Douglas Stevens, 41, Anthony Thomas, 65, and David Widlick, who worked at Gower Lodge in Gowerton, Swansea, were involved in the abuse of vulnerable residents.
Photo: Dimitris Legakis/Athena Pictures)
Three home care workers have been jailed for their “despicable” treatment of vulnerable residents.
Swansea Crown Court heard Douglas Stevens, who was working at Gower Lodge in Gorton, Swansea, was abusive, made sexual comments towards women, and on one occasion dragged a woman off a sofa by her hair, kneeled on her stomach and hit her head on the floor.
He also used racial slurs towards a resident man and made barking sounds outside his room.
Stephens, 41, was sentenced along with Anthony Thomas and David Widlick for mistreatment of a person.
Widlick pleaded guilty, while Stevens and Thomas were convicted after a trial.
Dimitris Legakis/Athena Pictures)
The Swansea Crown Court heard that Gower Lodge, which was operated by a company called TracsCare that has now rebranded itself as Accomplish, was a residential home for adults with a range of learning disabilities, complex behavioral problems and mental health conditions who needed one’s care.
During the trial, it was acknowledged that population behavior can often be “difficult” and staff used a system called Studio III which emphasized population management through distraction and de-escalation techniques while using only physical intervention as a last resort.
The abuse, which occurred between 2015 and 2017, came to light when a former employee raised her concerns about what she saw and heard – they were initially investigated by the care company before alerting the police.
Thomas, 65, was also verbally abusive, and on one occasion dragged a woman from the home’s lobby area by the hair.
Dimitris Legakis/Athena Pictures)
Meanwhile, Widlick, who was a home-based Nuba leader, made “cruel” comments to a stricken resident who was threatening suicide, telling her at one point he was going to give her a “real rope”.
And when the victim accused him of not caring, he replied, “I don’t get paid for the care.”
The offense committed by the 38-year-old was recorded on a mobile phone by a colleague who later became a whistleblower.

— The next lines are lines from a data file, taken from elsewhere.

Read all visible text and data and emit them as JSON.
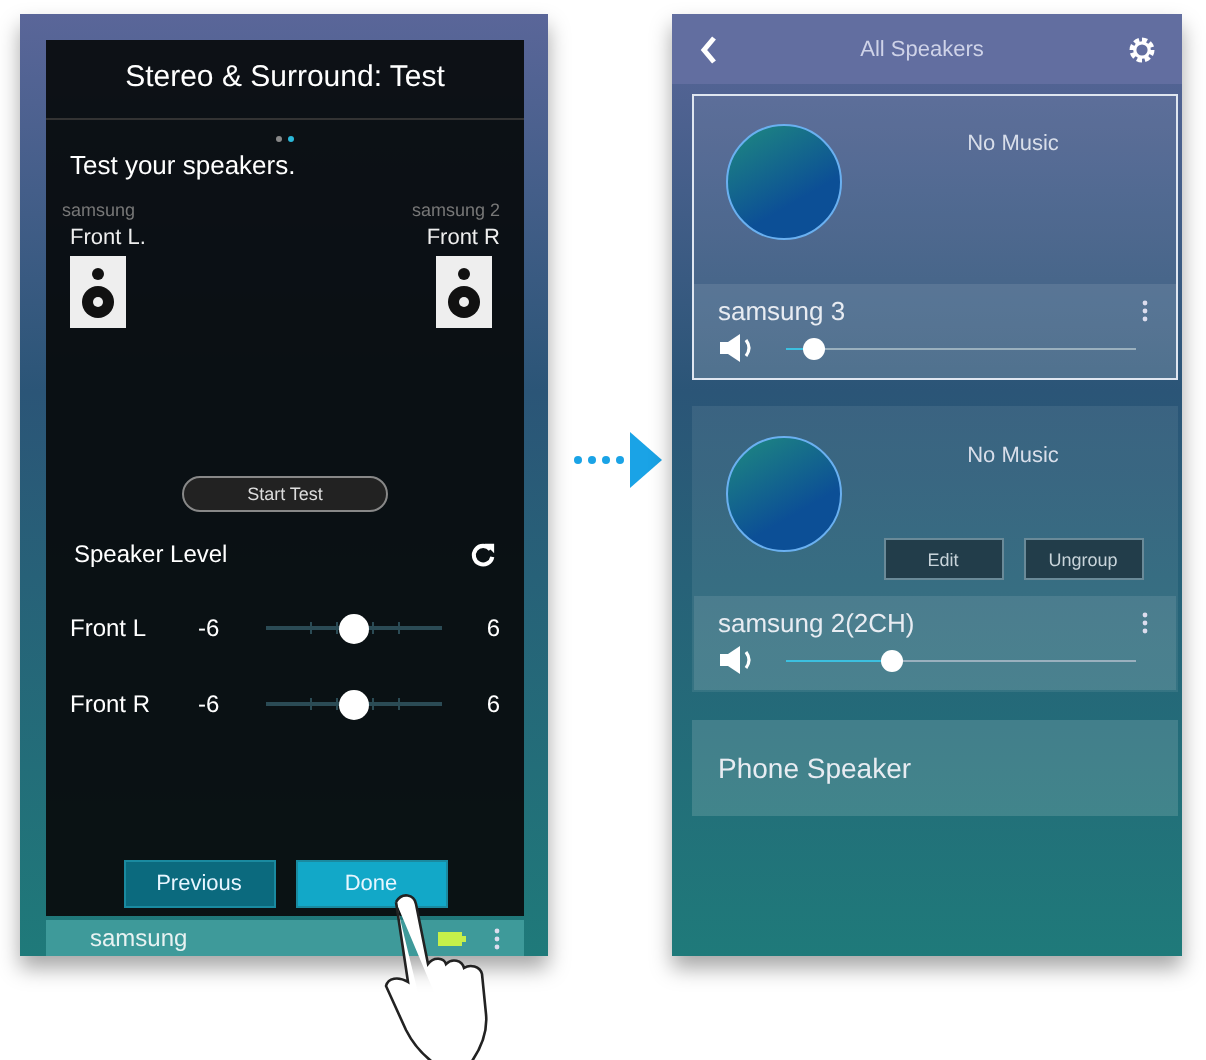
{
  "left_screen": {
    "dialog": {
      "title": "Stereo & Surround: Test",
      "pager": [
        {
          "selected": false
        },
        {
          "selected": true
        }
      ],
      "instruction": "Test your speakers.",
      "speakers": [
        {
          "device": "samsung",
          "channel": "Front L."
        },
        {
          "device": "samsung 2",
          "channel": "Front R"
        }
      ],
      "start_button": "Start Test",
      "level_heading": "Speaker Level",
      "levels": [
        {
          "label": "Front L",
          "min": "-6",
          "max": "6",
          "level": 0.5
        },
        {
          "label": "Front R",
          "min": "-6",
          "max": "6",
          "level": 0.5
        }
      ],
      "buttons": [
        {
          "label": "Previous",
          "selected": false
        },
        {
          "label": "Done",
          "selected": true
        }
      ]
    },
    "bottom_row": {
      "name": "samsung"
    }
  },
  "right_screen": {
    "header": {
      "title": "All Speakers"
    },
    "cards": [
      {
        "kind": "group",
        "status": "No Music",
        "selected": true,
        "speaker": "samsung 3",
        "level": 0.08
      },
      {
        "kind": "group",
        "status": "No Music",
        "selected": false,
        "buttons": [
          "Edit",
          "Ungroup"
        ],
        "speaker": "samsung 2(2CH)",
        "level": 0.3
      },
      {
        "kind": "phone",
        "speaker": "Phone Speaker",
        "selected": false
      }
    ]
  }
}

Nicholas Powell, on behalf of Stevens, said that while the accused retains the position he held at trial, he respects the trial process.
She said the immediate confinement period would have a “tremendous” impact on his family members.
John Hepkin QC, on behalf of Thomas, said his client also maintained the position he held at trial but accepted the jury’s verdicts without complaint.
He said that at age 65, the accused’s working life was now over and that his conviction was a “fall from grace” for a man who was the “pillar” of his family.
James Hartson, for Widdlick, said the defendant described his behavior in speaking to the occupant in the way he treated him as “unacceptable, unjustified, and unprofessional.”
The lawyer added that the delay in referring the case to court was “excessive”.
Judge Geriant Walters told the defendants that the residents in their care at Gower Lodge were among the most vulnerable in the community, and the way they were treated was “abhorrent”.
He said that after hearing the evidence at the trial he concluded that there was a culture operating in the home at the time in which employees acted almost with impunity while others who were part of the “clique” virtually turned a blind eye.
The judge said the credit goes to the owners of the house that when the allegations surfaced, they conducted their own investigation – arresting seven staff members as part of that process – before handing the matter over to the police.
Douglas Stephens, of Rosedri, and Temple, Llanelli, was sentenced to 15 months in prison; Anthony John Thomas, of Briar Dean, Skeeti, Swansea, was also sentenced to 15 months in prison; David Michael Widlick, of Cecil Street, Manselton, Swansea, sentenced to 18 weeks in prison.
Defendants will spend up to half of those sentences in custody before being released under a license to serve the remainder of the community.
Judge Walters said the whistleblowers who came forward to give evidence about what was happening at Gower Lodge deserved praise for their courage, saying these people “give a voice to the voiceless.”